• _Problem_
For each line in the data that includes "title", make a copy.

• _Source material_
★ ★ ★ ★ ★ ★ ★

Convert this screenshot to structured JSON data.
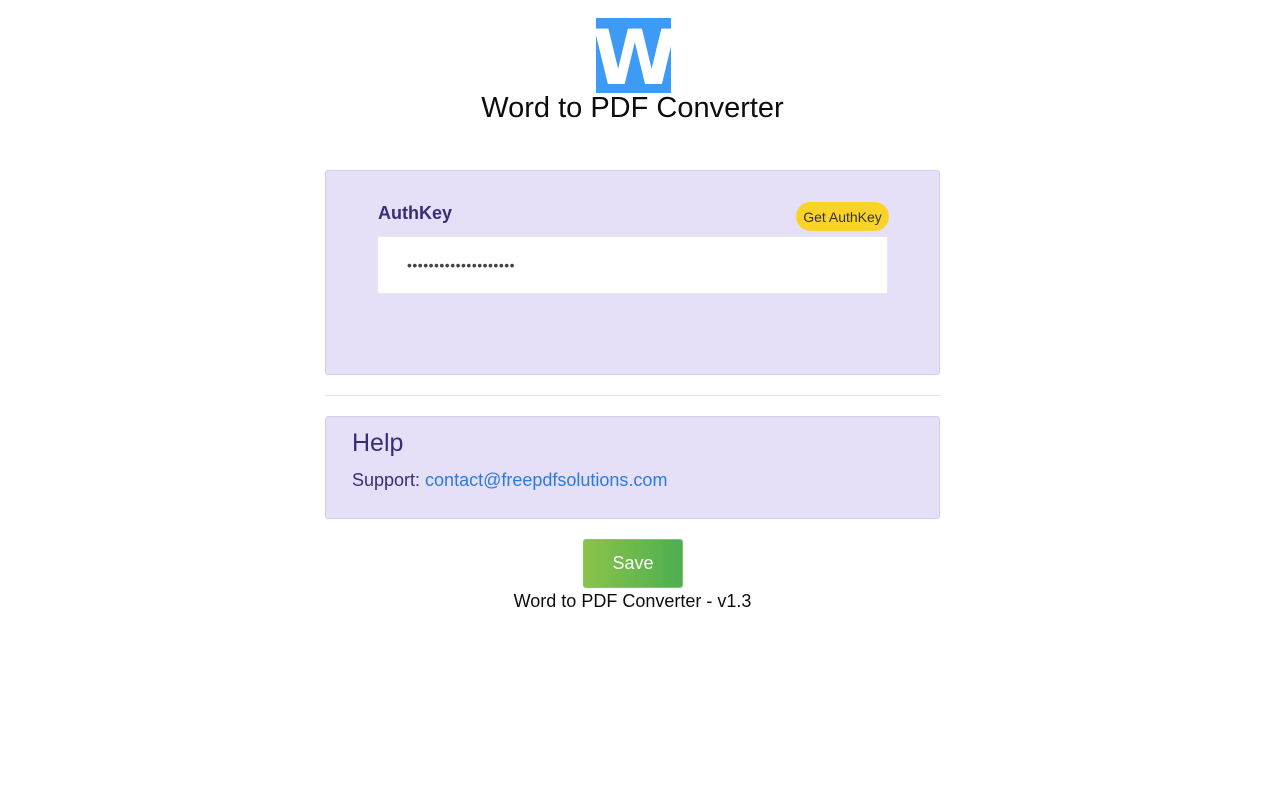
{
  "header": {
    "logo_letter": "W",
    "title": "Word to PDF Converter"
  },
  "auth": {
    "label": "AuthKey",
    "get_key_label": "Get AuthKey",
    "value": "••••••••••••••••••••"
  },
  "help": {
    "title": "Help",
    "support_label": "Support: ",
    "support_email": "contact@freepdfsolutions.com"
  },
  "footer": {
    "save_label": "Save",
    "version": "Word to PDF Converter - v1.3"
  },
  "colors": {
    "logo": "#3d9af5",
    "panel": "#e5dff7",
    "accent_text": "#3a2e72",
    "link": "#2a7ae4",
    "get_key_button": "#fbd227",
    "save_gradient_start": "#8bc34a",
    "save_gradient_end": "#4caf50"
  }
}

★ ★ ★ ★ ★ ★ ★

• _Task answer_
    "title": "Word to PDF Converter"
    "title": "Help",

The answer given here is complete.